Today is my daughter’s first birthday and yet she is blissfully unaware of this little milestone. Her mother has gone nuts trying to create something that should be recognised by all cultures the world over to commemorate the seventh day of the sixth month, but, as usual, I’ve been the voice of sensible reason. I’m not going to go into the specifics of the grandiose plans she had but I will tell you that my idea pretty much won out as it is affordable, fun and appropriate.

I decided that a barbecue and having some friends and family over would be more than enough, considering we have a wedding to pay for next month and will be almost stress-free (provided the British weather plays its part). It may seem a little mundane but seriously, what more do you need for a one year old’s birthday before it starts being less about the child and more about the mother? As far as I’m concerned, just having a small gathering of loved ones together in a chilled environment with food, music and company is all you need. When Maiya looks back on the pictures in the future hopefully she will see images of people enjoying themselves and celebrating her instead of a whole bunch of strangers who turned up just to get down.

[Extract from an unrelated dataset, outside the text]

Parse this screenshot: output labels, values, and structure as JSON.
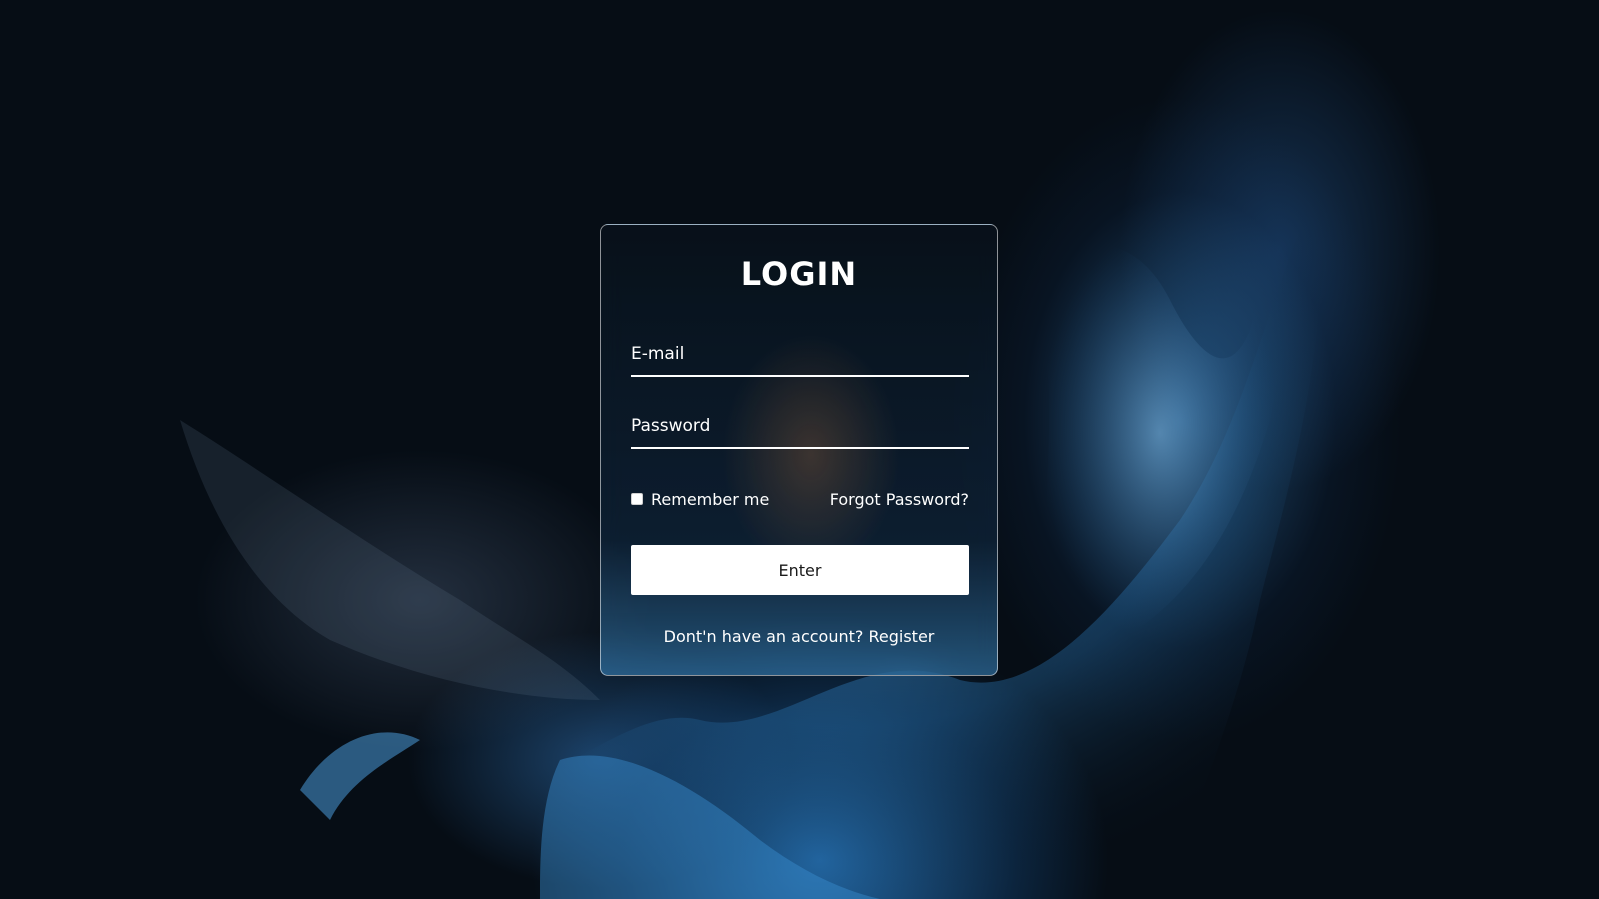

The BBQ is set for this Saturday and I’m really hoping that it is remembered for the smiles, the fun and the atmosphere and not the potential salmonella and E. coli outbreaks that could occur with me on the grill.

Wish me luck.

Growing up fast

#Sixseasonsandamovie

community-tv-show-characters-the-avengers
Standard

Last week the third season of Community ended on a high and I thought I’d just let the Americans amongst you know that you are killing my favourite US comedy too soon.

NBC commissioned just THIRTEEN more episodes for the fourth series before announcing that that would be the end of the Greendale Seven on our screens (save for possible re-runs). I honestly don’t understand why the show didn’t get the viewership it clearly deserved because everyone I introduced to the show is just as enamoured as I am. I knew that it was probably a little too “out there” for some, but with shows like Scrubs and even The Big Bang Theory getting ratings, I thought the least America could do would be to recognise and celebrate creativity when it’s displayed in the form of such an awesome show.

But these things happen. I forgive you, America. You could always make it up to us in Britain by watching the final series zealously in a last-ditch attempt to get the show back, or at least a spinoff, on the air.

Just to let you know what we’re fighting for, these are a couple of videos that may spur you to action.

 

New Arsenal Home Kit for 2012-2013

arsenal 2012-2013
Standard

Arsenal launched their new home kit with a very interesting video. They showcase a little humour and a lot of set-piece skill (both rarely on display in must-win matches) and I thought I’d share this with you all.

Arsène Wenger and Wojciech Szczesny are gems at the end. Fantastic double act.

Bad Habits

pacifistfilms
Standard

The guys from PacifistFilms have just delivered another gem to the YouTube generation for us all to absorb and share. Be warned , though, this one is not a comedic short like some of their more recent fare, this is sixteen minutes and twenty-six seconds of seriousness.

I’m really liking the change of direction guys and I’m looking forward to seeing more of what the Pacifists have to offer.

PS – Guys, I’m still waiting on my invite to be in an upcoming feature, call my agent to set up a meeting.